Then he decides to piss off King Minos and get us both thrown into the Labyrinth, an endless maze of my father's own creation. You can bet you ass I complained then. Being cramped in the dark recesses of that eternal dungeon for months was torture enough, but in addition I had to listen to my father. "I'm sure it's this way. Oh yes, I remember building this trap. Wait, this is not how I designed this on my blue-print: oh, I could just kill those builders!" He would drone on and on for hours while he was trying to find his way out. After a while I almost believed that he was going to wrong way on purpose because he loved his architectural masterpiece so much. But eventually we got out. I remember it was just before dawn and I still had to squint because the sky was so bright.

The my father gets this idea in his head that we should fly -- literally fly -- off the Isle of Crete to escape King Minos. I suggested just building a boat, but my father was paranoid; he was convinced that King Minos would find us. And besides, my father was not one to take criticism well, especially not from me.

So, he builds these two sets of wings for us out of sticks and string and wax and Zeus-knows-what-else. Then he ties them on and tells me, "Stay close to me." Not once did he mention anything about melting wax, not once! But after being cramped in the Labyrinth for what seemed like an eternity, never more than a pace behind my father, I had to use my new-found freedom.

I soared. I felt the cool air on my body, and I had never felt as good. I could stretch my legs. I could smell the salty sea breeze. I could be a kid. And so, yes, I did disobey my father. Yes, I flew off into the great blue, doing barrel rolls and loop-de-loops. But for once I was actually having fun.

So, when I saw Apollo riding his fiery chariot across the sky, I decided to go say "hello." I should have known something was wrong.
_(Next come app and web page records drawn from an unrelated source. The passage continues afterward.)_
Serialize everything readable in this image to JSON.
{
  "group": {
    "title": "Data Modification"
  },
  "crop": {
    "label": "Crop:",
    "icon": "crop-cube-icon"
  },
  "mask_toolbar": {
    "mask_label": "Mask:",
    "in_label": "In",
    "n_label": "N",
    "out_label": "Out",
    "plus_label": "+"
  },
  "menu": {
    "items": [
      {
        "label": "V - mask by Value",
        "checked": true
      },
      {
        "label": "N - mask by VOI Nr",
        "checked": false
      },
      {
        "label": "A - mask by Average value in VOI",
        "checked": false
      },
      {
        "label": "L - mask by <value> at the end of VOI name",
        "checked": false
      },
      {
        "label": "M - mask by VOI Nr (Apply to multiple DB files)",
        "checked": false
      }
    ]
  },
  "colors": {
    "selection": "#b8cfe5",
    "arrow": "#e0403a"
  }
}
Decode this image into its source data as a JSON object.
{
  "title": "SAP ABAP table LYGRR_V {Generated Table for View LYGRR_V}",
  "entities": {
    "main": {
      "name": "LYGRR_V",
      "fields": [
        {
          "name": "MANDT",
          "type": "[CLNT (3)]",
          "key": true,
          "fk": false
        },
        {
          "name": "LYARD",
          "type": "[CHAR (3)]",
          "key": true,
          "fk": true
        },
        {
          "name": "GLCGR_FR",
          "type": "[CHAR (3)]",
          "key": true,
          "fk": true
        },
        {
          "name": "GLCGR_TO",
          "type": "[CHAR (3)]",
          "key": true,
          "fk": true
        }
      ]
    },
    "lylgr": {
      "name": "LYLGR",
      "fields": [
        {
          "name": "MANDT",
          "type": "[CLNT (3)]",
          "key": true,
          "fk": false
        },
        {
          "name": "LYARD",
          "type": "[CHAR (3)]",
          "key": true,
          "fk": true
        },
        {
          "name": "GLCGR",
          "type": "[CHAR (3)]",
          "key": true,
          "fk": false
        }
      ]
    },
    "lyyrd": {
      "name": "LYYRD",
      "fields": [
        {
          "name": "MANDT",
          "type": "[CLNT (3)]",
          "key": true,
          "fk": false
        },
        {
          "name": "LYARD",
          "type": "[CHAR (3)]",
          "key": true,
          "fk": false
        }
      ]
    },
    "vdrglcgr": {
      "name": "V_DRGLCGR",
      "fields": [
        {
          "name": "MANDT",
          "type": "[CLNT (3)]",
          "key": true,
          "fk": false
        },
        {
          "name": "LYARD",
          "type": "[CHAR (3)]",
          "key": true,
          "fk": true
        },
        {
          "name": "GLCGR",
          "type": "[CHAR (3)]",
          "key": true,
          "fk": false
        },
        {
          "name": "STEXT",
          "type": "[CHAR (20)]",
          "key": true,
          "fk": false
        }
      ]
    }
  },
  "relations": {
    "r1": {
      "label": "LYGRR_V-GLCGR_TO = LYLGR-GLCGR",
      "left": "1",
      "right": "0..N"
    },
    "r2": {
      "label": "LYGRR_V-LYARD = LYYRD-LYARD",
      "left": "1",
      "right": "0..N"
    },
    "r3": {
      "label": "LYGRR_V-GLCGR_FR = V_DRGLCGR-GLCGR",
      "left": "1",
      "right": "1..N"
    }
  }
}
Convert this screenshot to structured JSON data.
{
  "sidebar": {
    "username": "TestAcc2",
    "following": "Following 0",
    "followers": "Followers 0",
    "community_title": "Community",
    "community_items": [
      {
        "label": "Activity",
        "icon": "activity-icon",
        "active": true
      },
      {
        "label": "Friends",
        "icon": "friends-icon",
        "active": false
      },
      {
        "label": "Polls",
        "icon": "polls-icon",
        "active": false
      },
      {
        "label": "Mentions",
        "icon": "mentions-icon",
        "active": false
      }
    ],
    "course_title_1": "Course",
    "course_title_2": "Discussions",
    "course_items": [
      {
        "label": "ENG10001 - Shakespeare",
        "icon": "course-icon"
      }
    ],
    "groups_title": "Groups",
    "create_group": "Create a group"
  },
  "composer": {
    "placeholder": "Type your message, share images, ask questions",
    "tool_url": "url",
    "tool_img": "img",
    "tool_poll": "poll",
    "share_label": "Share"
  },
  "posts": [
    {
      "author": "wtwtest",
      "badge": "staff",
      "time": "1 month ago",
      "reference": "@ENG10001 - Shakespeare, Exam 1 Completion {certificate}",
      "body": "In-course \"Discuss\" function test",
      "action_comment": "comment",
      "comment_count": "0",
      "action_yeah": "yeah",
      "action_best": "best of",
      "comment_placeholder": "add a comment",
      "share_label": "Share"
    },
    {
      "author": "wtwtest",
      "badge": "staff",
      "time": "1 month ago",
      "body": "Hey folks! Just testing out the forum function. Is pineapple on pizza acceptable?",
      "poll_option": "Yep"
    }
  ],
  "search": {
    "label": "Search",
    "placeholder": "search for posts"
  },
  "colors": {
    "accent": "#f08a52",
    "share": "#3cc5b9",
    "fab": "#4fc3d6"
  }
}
When Apollo saw me, he had a surprised look on his face and he was shouting something. Of course, I didn't know that my wings were melting off and that he was shouting for me to turn back, so I kept flying up and up and up. When I got within earshot of him, it was too late. I fell faster than Helen of Troy's panties, screaming all the way down until the very second I hit the water.

They say my father wept for me and searched for my body, but I doubt it. They also say that he build a temple to Apollo and put my wings in it as an offering. That I can believe. Leave it to my father to turn my death into another one of his building projects.
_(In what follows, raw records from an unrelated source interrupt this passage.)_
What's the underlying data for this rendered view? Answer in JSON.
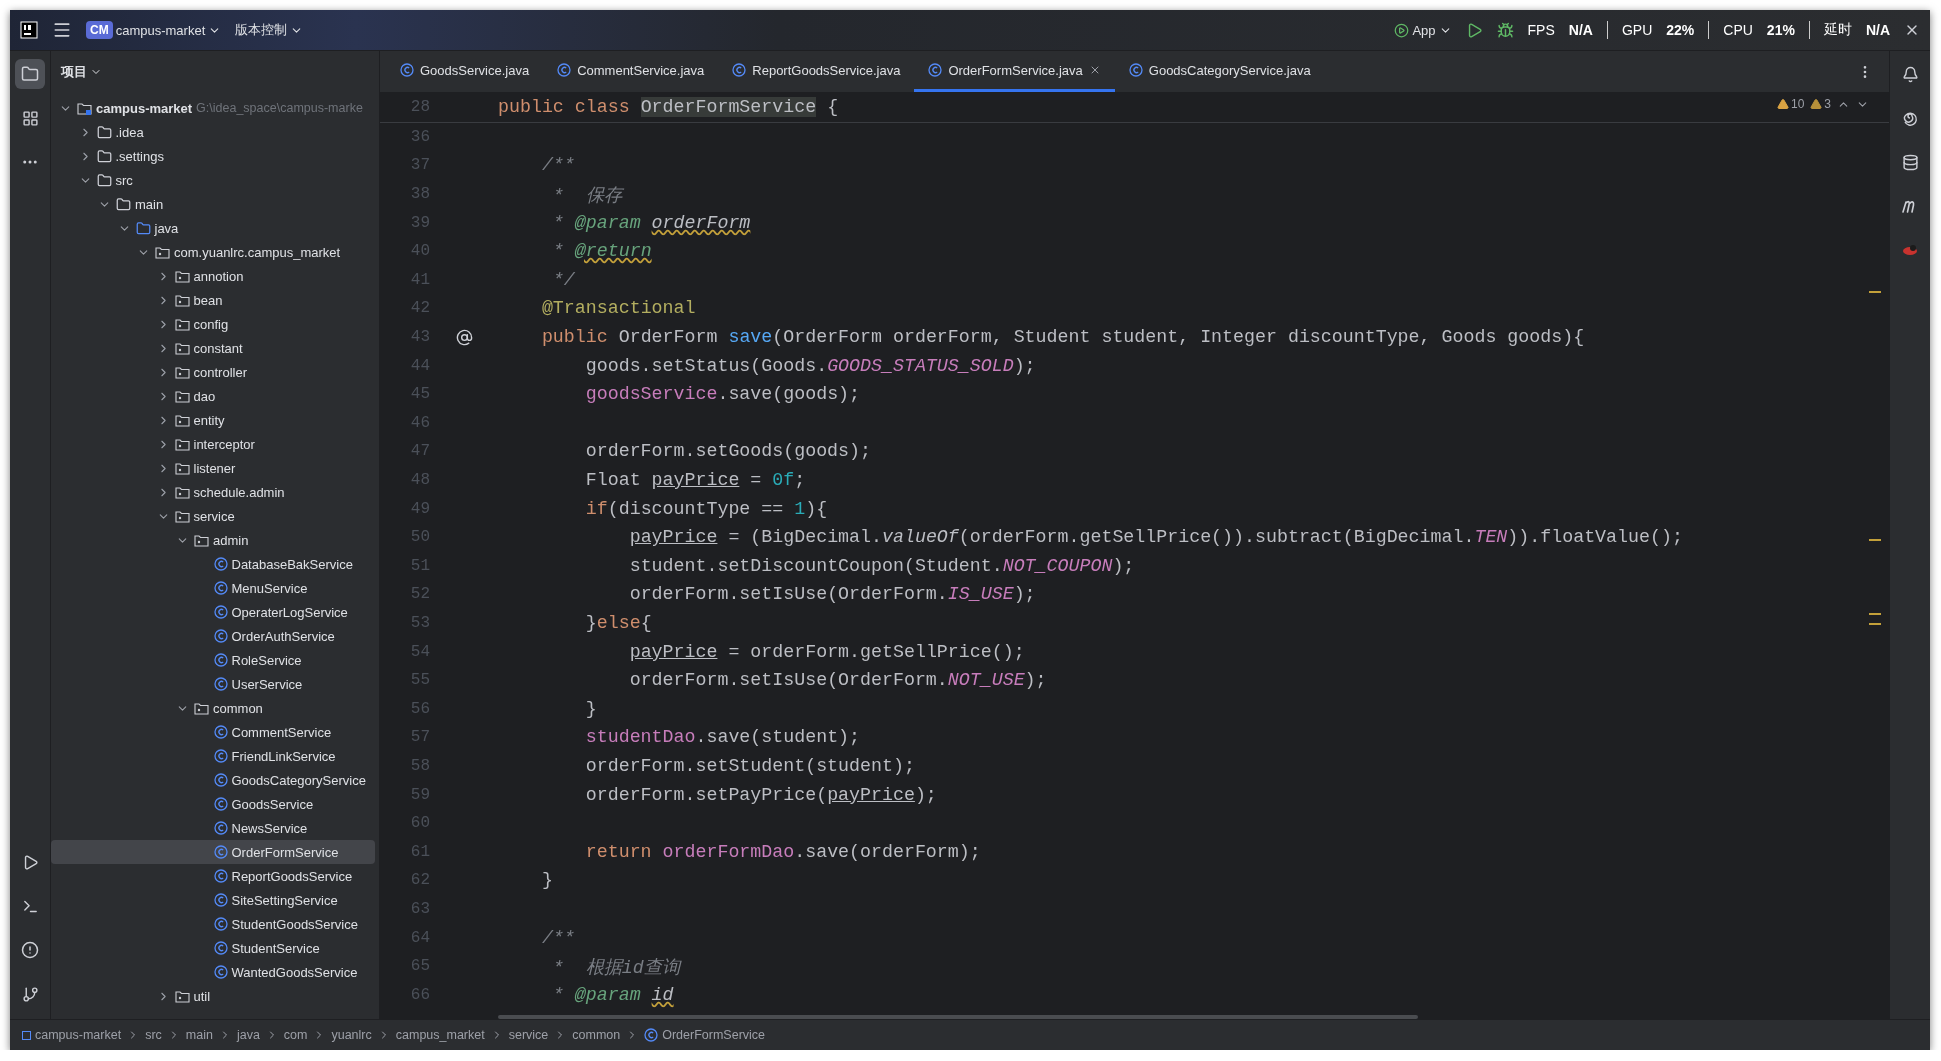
{
  "title_bar": {
    "project_badge": "CM",
    "project": "campus-market",
    "vcs": "版本控制",
    "run_config": "App",
    "stats": [
      {
        "label": "FPS",
        "value": "N/A"
      },
      {
        "label": "GPU",
        "value": "22%"
      },
      {
        "label": "CPU",
        "value": "21%"
      },
      {
        "label": "延时",
        "value": "N/A"
      }
    ]
  },
  "project_panel": {
    "title": "项目"
  },
  "tree": [
    {
      "label": "campus-market",
      "path": "G:\\idea_space\\campus-marke",
      "kind": "module",
      "expanded": true,
      "selected": false,
      "children": [
        {
          "label": ".idea",
          "kind": "folder",
          "expanded": false,
          "selected": false
        },
        {
          "label": ".settings",
          "kind": "folder",
          "expanded": false,
          "selected": false
        },
        {
          "label": "src",
          "kind": "folder",
          "expanded": true,
          "selected": false,
          "children": [
            {
              "label": "main",
              "kind": "folder",
              "expanded": true,
              "selected": false,
              "children": [
                {
                  "label": "java",
                  "kind": "source",
                  "expanded": true,
                  "selected": false,
                  "children": [
                    {
                      "label": "com.yuanlrc.campus_market",
                      "kind": "package",
                      "expanded": true,
                      "selected": false,
                      "children": [
                        {
                          "label": "annotion",
                          "kind": "package",
                          "expanded": false,
                          "selected": false
                        },
                        {
                          "label": "bean",
                          "kind": "package",
                          "expanded": false,
                          "selected": false
                        },
                        {
                          "label": "config",
                          "kind": "package",
                          "expanded": false,
                          "selected": false
                        },
                        {
                          "label": "constant",
                          "kind": "package",
                          "expanded": false,
                          "selected": false
                        },
                        {
                          "label": "controller",
                          "kind": "package",
                          "expanded": false,
                          "selected": false
                        },
                        {
                          "label": "dao",
                          "kind": "package",
                          "expanded": false,
                          "selected": false
                        },
                        {
                          "label": "entity",
                          "kind": "package",
                          "expanded": false,
                          "selected": false
                        },
                        {
                          "label": "interceptor",
                          "kind": "package",
                          "expanded": false,
                          "selected": false
                        },
                        {
                          "label": "listener",
                          "kind": "package",
                          "expanded": false,
                          "selected": false
                        },
                        {
                          "label": "schedule.admin",
                          "kind": "package",
                          "expanded": false,
                          "selected": false
                        },
                        {
                          "label": "service",
                          "kind": "package",
                          "expanded": true,
                          "selected": false,
                          "children": [
                            {
                              "label": "admin",
                              "kind": "package",
                              "expanded": true,
                              "selected": false,
                              "children": [
                                {
                                  "label": "DatabaseBakService",
                                  "kind": "class",
                                  "selected": false
                                },
                                {
                                  "label": "MenuService",
                                  "kind": "class",
                                  "selected": false
                                },
                                {
                                  "label": "OperaterLogService",
                                  "kind": "class",
                                  "selected": false
                                },
                                {
                                  "label": "OrderAuthService",
                                  "kind": "class",
                                  "selected": false
                                },
                                {
                                  "label": "RoleService",
                                  "kind": "class",
                                  "selected": false
                                },
                                {
                                  "label": "UserService",
                                  "kind": "class",
                                  "selected": false
                                }
                              ]
                            },
                            {
                              "label": "common",
                              "kind": "package",
                              "expanded": true,
                              "selected": false,
                              "children": [
                                {
                                  "label": "CommentService",
                                  "kind": "class",
                                  "selected": false
                                },
                                {
                                  "label": "FriendLinkService",
                                  "kind": "class",
                                  "selected": false
                                },
                                {
                                  "label": "GoodsCategoryService",
                                  "kind": "class",
                                  "selected": false
                                },
                                {
                                  "label": "GoodsService",
                                  "kind": "class",
                                  "selected": false
                                },
                                {
                                  "label": "NewsService",
                                  "kind": "class",
                                  "selected": false
                                },
                                {
                                  "label": "OrderFormService",
                                  "kind": "class",
                                  "selected": true
                                },
                                {
                                  "label": "ReportGoodsService",
                                  "kind": "class",
                                  "selected": false
                                },
                                {
                                  "label": "SiteSettingService",
                                  "kind": "class",
                                  "selected": false
                                },
                                {
                                  "label": "StudentGoodsService",
                                  "kind": "class",
                                  "selected": false
                                },
                                {
                                  "label": "StudentService",
                                  "kind": "class",
                                  "selected": false
                                },
                                {
                                  "label": "WantedGoodsService",
                                  "kind": "class",
                                  "selected": false
                                }
                              ]
                            }
                          ]
                        },
                        {
                          "label": "util",
                          "kind": "package",
                          "expanded": false,
                          "selected": false
                        }
                      ]
                    }
                  ]
                }
              ]
            }
          ]
        }
      ]
    }
  ],
  "tabs": [
    {
      "label": "GoodsService.java",
      "selected": false
    },
    {
      "label": "CommentService.java",
      "selected": false
    },
    {
      "label": "ReportGoodsService.java",
      "selected": false
    },
    {
      "label": "OrderFormService.java",
      "selected": true
    },
    {
      "label": "GoodsCategoryService.java",
      "selected": false
    }
  ],
  "inspections": {
    "warnings": "10",
    "weak_warnings": "3"
  },
  "sticky_line": {
    "number": "28",
    "tokens": [
      {
        "kind": "kw",
        "text": "public class "
      },
      {
        "kind": "highlight",
        "text": "OrderFormService"
      },
      {
        "kind": "plain",
        "text": " {"
      }
    ]
  },
  "code_lines": [
    {
      "number": "36"
    },
    {
      "number": "37",
      "tokens": [
        {
          "kind": "comment",
          "text": "    /**"
        }
      ]
    },
    {
      "number": "38",
      "tokens": [
        {
          "kind": "comment",
          "text": "     *  保存"
        }
      ]
    },
    {
      "number": "39",
      "tokens": [
        {
          "kind": "comment",
          "text": "     * "
        },
        {
          "kind": "doctag",
          "text": "@param "
        },
        {
          "kind": "docwarn",
          "text": "orderForm"
        }
      ]
    },
    {
      "number": "40",
      "tokens": [
        {
          "kind": "comment",
          "text": "     * "
        },
        {
          "kind": "doctagwarn",
          "text": "@return"
        }
      ]
    },
    {
      "number": "41",
      "tokens": [
        {
          "kind": "comment",
          "text": "     */"
        }
      ]
    },
    {
      "number": "42",
      "tokens": [
        {
          "kind": "annot",
          "text": "    @Transactional"
        }
      ]
    },
    {
      "number": "43",
      "marker": true,
      "tokens": [
        {
          "kind": "kw",
          "text": "    public "
        },
        {
          "kind": "plain",
          "text": "OrderForm "
        },
        {
          "kind": "fn",
          "text": "save"
        },
        {
          "kind": "plain",
          "text": "(OrderForm orderForm, Student student, Integer discountType, Goods goods){"
        }
      ]
    },
    {
      "number": "44",
      "tokens": [
        {
          "kind": "plain",
          "text": "        goods.setStatus(Goods."
        },
        {
          "kind": "const",
          "text": "GOODS_STATUS_SOLD"
        },
        {
          "kind": "plain",
          "text": ");"
        }
      ]
    },
    {
      "number": "45",
      "tokens": [
        {
          "kind": "field",
          "text": "        goodsService"
        },
        {
          "kind": "plain",
          "text": ".save(goods);"
        }
      ]
    },
    {
      "number": "46"
    },
    {
      "number": "47",
      "tokens": [
        {
          "kind": "plain",
          "text": "        orderForm.setGoods(goods);"
        }
      ]
    },
    {
      "number": "48",
      "tokens": [
        {
          "kind": "plain",
          "text": "        Float "
        },
        {
          "kind": "reassigned",
          "text": "payPrice"
        },
        {
          "kind": "plain",
          "text": " = "
        },
        {
          "kind": "num",
          "text": "0f"
        },
        {
          "kind": "plain",
          "text": ";"
        }
      ]
    },
    {
      "number": "49",
      "tokens": [
        {
          "kind": "kw",
          "text": "        if"
        },
        {
          "kind": "plain",
          "text": "(discountType == "
        },
        {
          "kind": "num",
          "text": "1"
        },
        {
          "kind": "plain",
          "text": "){"
        }
      ]
    },
    {
      "number": "50",
      "tokens": [
        {
          "kind": "reassigned",
          "text": "            payPrice"
        },
        {
          "kind": "plain",
          "text": " = (BigDecimal."
        },
        {
          "kind": "static",
          "text": "valueOf"
        },
        {
          "kind": "plain",
          "text": "(orderForm.getSellPrice()).subtract(BigDecimal."
        },
        {
          "kind": "const",
          "text": "TEN"
        },
        {
          "kind": "plain",
          "text": ")).floatValue();"
        }
      ]
    },
    {
      "number": "51",
      "tokens": [
        {
          "kind": "plain",
          "text": "            student.setDiscountCoupon(Student."
        },
        {
          "kind": "const",
          "text": "NOT_COUPON"
        },
        {
          "kind": "plain",
          "text": ");"
        }
      ]
    },
    {
      "number": "52",
      "tokens": [
        {
          "kind": "plain",
          "text": "            orderForm.setIsUse(OrderForm."
        },
        {
          "kind": "const",
          "text": "IS_USE"
        },
        {
          "kind": "plain",
          "text": ");"
        }
      ]
    },
    {
      "number": "53",
      "tokens": [
        {
          "kind": "plain",
          "text": "        }"
        },
        {
          "kind": "kw",
          "text": "else"
        },
        {
          "kind": "plain",
          "text": "{"
        }
      ]
    },
    {
      "number": "54",
      "tokens": [
        {
          "kind": "reassigned",
          "text": "            payPrice"
        },
        {
          "kind": "plain",
          "text": " = orderForm.getSellPrice();"
        }
      ]
    },
    {
      "number": "55",
      "tokens": [
        {
          "kind": "plain",
          "text": "            orderForm.setIsUse(OrderForm."
        },
        {
          "kind": "const",
          "text": "NOT_USE"
        },
        {
          "kind": "plain",
          "text": ");"
        }
      ]
    },
    {
      "number": "56",
      "tokens": [
        {
          "kind": "plain",
          "text": "        }"
        }
      ]
    },
    {
      "number": "57",
      "tokens": [
        {
          "kind": "field",
          "text": "        studentDao"
        },
        {
          "kind": "plain",
          "text": ".save(student);"
        }
      ]
    },
    {
      "number": "58",
      "tokens": [
        {
          "kind": "plain",
          "text": "        orderForm.setStudent(student);"
        }
      ]
    },
    {
      "number": "59",
      "tokens": [
        {
          "kind": "plain",
          "text": "        orderForm.setPayPrice("
        },
        {
          "kind": "reassigned",
          "text": "payPrice"
        },
        {
          "kind": "plain",
          "text": ");"
        }
      ]
    },
    {
      "number": "60"
    },
    {
      "number": "61",
      "tokens": [
        {
          "kind": "kw",
          "text": "        return "
        },
        {
          "kind": "field",
          "text": "orderFormDao"
        },
        {
          "kind": "plain",
          "text": ".save(orderForm);"
        }
      ]
    },
    {
      "number": "62",
      "tokens": [
        {
          "kind": "plain",
          "text": "    }"
        }
      ]
    },
    {
      "number": "63"
    },
    {
      "number": "64",
      "tokens": [
        {
          "kind": "comment",
          "text": "    /**"
        }
      ]
    },
    {
      "number": "65",
      "tokens": [
        {
          "kind": "comment",
          "text": "     *  根据id查询"
        }
      ]
    },
    {
      "number": "66",
      "tokens": [
        {
          "kind": "comment",
          "text": "     * "
        },
        {
          "kind": "doctag",
          "text": "@param "
        },
        {
          "kind": "docwarn",
          "text": "id"
        }
      ]
    }
  ],
  "breadcrumbs": [
    "campus-market",
    "src",
    "main",
    "java",
    "com",
    "yuanlrc",
    "campus_market",
    "service",
    "common",
    "OrderFormService"
  ]
}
Monday, May 17, 2004

New Room

I now have my very own room. This is only the second time in my life that I've had a room all to myself, the first being in highschool when my brother went off to college.

It's got my bed, a small dresser, a table made out of a keg and piece of plywood, a love seat, and, of course, my computer. It's great!

Circa Now